Aswan Stone Quarry Gallery
Ancient Egyptians Site Index

Aswan Stone Quarry Overview

Aswan Stone Quarry Overview

Aswan is home to the granite quarries used for many of the monuments of the ancient Egyptian world. This particular red granite quarry is home to the famous Unfinished Obelisk, it is probable that many other of the surviving obelisks were also quarried here.

Ancient Egyptian Picture Gallery Index

Aswan Stone Quarry - The Unfinished Obelisk

Aswan Stone Quarry - The Unfinished Obelisk

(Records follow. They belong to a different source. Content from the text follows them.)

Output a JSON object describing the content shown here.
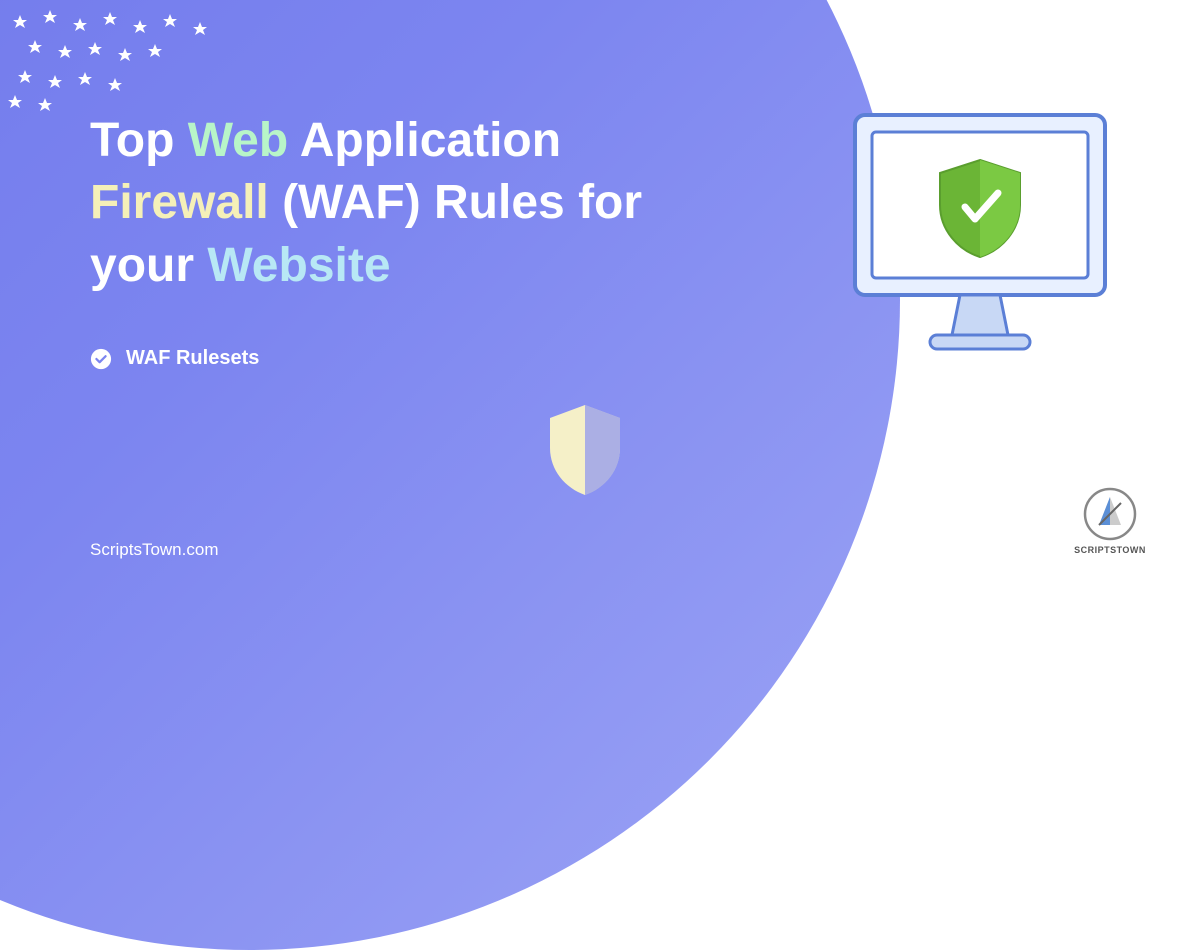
{
  "title": {
    "part1": "Top ",
    "web": "Web",
    "part2": " Application ",
    "firewall": "Firewall",
    "part3": " (WAF) Rules for your ",
    "website": "Website"
  },
  "subtitle": "WAF Rulesets",
  "site": "ScriptsTown.com",
  "logo_text": "SCRIPTSTOWN",
  "colors": {
    "bg_purple": "#7c85f0",
    "accent_green": "#b8f5c8",
    "accent_yellow": "#f5f0b8",
    "accent_cyan": "#b8e8f5",
    "shield_cream": "#f5f0c8",
    "monitor_blue": "#5b7fd6",
    "shield_green": "#7bc943"
  }
}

The Unfinished Obelisk viewed from the top. This obelisk would have been the tallest ever being forty two metres in length (50% taller than any other known). It is believed that the female pharaoh Hatshepsut sanctioned its construction ca. 1463 BC possibly for use at the Karnak Temple Complex, the quarrying would be extremely difficult to do today, but a truly momentous task 3500 years ago!

Ancient Egyptian Picture Gallery Index

The Crack in the Unfinished Obelisk
 

The Crack in the Unfinished Obelisk

In this view from the base of the obelisk, the crack can be clearly seen. The obelisk was being carved directly out of solid red granite bedrock when it is believed to have cracked, possibly the result of stress release, and been abandoned.

A cracked obelisk would have been seen as not fit for purpose, it was thought at the time that by covering the pyramid like top of the obelisk with electrum (a gold and silver alloy), the sun's power could be collected and transmitted to the area around the base of the obelisk, a crack in the granite would have been thought to have been an unacceptable hindrance to the transmission of the suns power.

Ancient Egyptian Picture Gallery Index

Aswan Quarry Unfinished Obelisk

Aswan Quarry Unfinished Obelisk

Inspection of this obelisk, and of the marks in the granite around it left by the workers, provide an insight into the ancient Egyptian working techniques. The presence of burned mud bricks in close proximity to the obelisk have led to speculation that the granite was heated by fire and then rapidly cooled by quenching with water (thermal shock), this would have resulted in the rock being weakened by micro fractures and becoming far easier to work. It is known that such a method was in common use in Egyptian gold mines over two thousand years ago (Fire-setting) and was used world wide until the introduction of explosives.

Ancient Egyptian Picture Gallery Index

The photographs in this section are all copyright Paul Drake 2014, Paul has allowed us to publish his pictures for your use in all educational work provided they are not used online or commercially, if you wish to only use them in a written educational project no further permission is required from Siteseen Ltd. or the copyright holder Paul Drake.

Picture Paul DrakeCookies PolicyPrivacy StatementBy Linda Alchin
eXTReMe Tracker